The regulation is detailed in Annex 5, 6, 7 and 8 of the Protocol, which is the 291 portions of EU law in Annex 5 in addition to an extra 80+ provisions in 6,7, & 8 that are Northern Ireland only.

The collective effect of the above articles is that a regulatory goods border is erected down the Irish Sea – an internal border in the UK – something the PM recently stated that no PM could accept.

In practical terms this means that any good moving East from West across the Irish Sea will have regulatory checks applied to it. A change that has the potential to harm Northern Ireland’s economy due to regulatory barriers limiting and curtailing inward trade from within the UK. This is prioritising a trading relationship with the EU above the vastly larger trading relationship Northern Ireland has with the rest of the UK – a very far cry from the best of both worlds narrative.

In addition to the measures to place Northern Ireland in a Single Market for Goods, Article 15(1) details, in a convoluted way, that Northern Ireland alone is in the EU customs territory.

Furthermore, buried deep within Annex 2 of the Protocol are unilateral remedial measures that the EU can take within the UK to secure the integrity of their market. This is set out in Article 6 of Annex 2, whereby the EU can deepen again the Irish Sea border with measures to “impose tariffs or other restrictions on the movement of relevant goods into or out of the customs territory of the Union.”

Protecting the United Kingdom?

Much of what has been discussed thus far are active measures to fulfil Article 49 of the December 2017 Phase One Report. It is detailed and comprehensive, taking measures to prevent any checks at the land border between the Republic of Ireland and the United Kingdom today and in the future.

It is not unreasonable to think next about the specific measures in the Protocol to fulfil Article 50 of the December Report. This is set out in Article 7 of the Protocol.

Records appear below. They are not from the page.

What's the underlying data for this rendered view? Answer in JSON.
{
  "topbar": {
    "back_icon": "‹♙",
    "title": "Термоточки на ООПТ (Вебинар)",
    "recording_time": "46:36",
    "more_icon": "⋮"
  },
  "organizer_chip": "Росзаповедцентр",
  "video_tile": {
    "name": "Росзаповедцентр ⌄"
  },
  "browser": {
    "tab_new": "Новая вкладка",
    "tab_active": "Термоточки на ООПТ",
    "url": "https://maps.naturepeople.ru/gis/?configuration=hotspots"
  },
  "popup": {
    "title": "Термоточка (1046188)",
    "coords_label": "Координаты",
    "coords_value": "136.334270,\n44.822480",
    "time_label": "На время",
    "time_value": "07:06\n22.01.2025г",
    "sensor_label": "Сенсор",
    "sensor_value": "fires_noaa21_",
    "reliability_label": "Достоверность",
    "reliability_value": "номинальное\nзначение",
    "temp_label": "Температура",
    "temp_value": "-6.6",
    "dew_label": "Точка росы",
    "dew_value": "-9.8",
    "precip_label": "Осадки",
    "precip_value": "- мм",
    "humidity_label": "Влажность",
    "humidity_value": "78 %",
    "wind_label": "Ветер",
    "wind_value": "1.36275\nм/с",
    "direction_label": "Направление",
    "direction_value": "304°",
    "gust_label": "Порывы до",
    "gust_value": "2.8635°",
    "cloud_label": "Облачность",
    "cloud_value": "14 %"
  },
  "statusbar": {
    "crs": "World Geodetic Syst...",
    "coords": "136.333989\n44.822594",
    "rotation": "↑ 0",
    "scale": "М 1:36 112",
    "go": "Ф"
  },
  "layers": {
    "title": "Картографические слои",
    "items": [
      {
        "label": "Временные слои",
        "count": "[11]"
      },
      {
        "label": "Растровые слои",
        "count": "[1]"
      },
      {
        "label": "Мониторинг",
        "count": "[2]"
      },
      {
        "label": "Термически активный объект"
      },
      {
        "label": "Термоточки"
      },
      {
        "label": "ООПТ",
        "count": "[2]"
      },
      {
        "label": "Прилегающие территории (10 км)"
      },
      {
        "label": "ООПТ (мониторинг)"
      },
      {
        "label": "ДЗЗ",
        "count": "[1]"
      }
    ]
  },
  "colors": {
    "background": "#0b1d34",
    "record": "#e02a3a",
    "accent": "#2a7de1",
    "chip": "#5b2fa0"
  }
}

It details the intention of the UK and the EU to make the “best endeavours” to facilitate trade between Northern Ireland and the rest of the UK. This is not, like measures to keep trade open at the land border, detailed with active procedures in the Protocol.

This speaks to a real asymmetry in the Protocol. All sections in the Protocol regarding best endeavours of parties and statements that lay out that the DWA will not harm the internal UK economic and constitutional structures are not active measures and are not backed by further legislation.

Because of this asymmetry, the practical outcome of the active, comprehensive, and regulated measures to keep the border open between the Republic of Ireland and the UK is that it will considerably hinder East-West trade across the Irish Sea and hamper best endeavours to facilitate trade between Northern Ireland and the rest of the UK.

This makes the Protocol hugely difficult, even for pragmatic, Good Friday Agreement supporting unionists like myself. Those who want a deal that works economically for British businesses, works constitutionally for the whole UK, and allows for the bilateral North South co-operation in Strand Two of the Good Friday Agreement will find it impossible to draw the conclusion that the DWA does all of this.

I would be overjoyed – sincerely – if my assessment is wrong. I would welcome a detailed explanation from the Prime Minister as to why, in the backstop, there will be no regulatory goods border between the rest of the UK and Northern Ireland as a result of the provisions outlined above. But if it becomes clear that there will be an internal border in the UK then it leaves unionists of all parties and none with a choice – prioritise the long term strategic, economic, and constitutional interests of the whole United Kingdom, or sign up to the Prime Minister’s transition deal.

William Burstow is a Senior Parliamentary Assistant. This article represents the author's own views.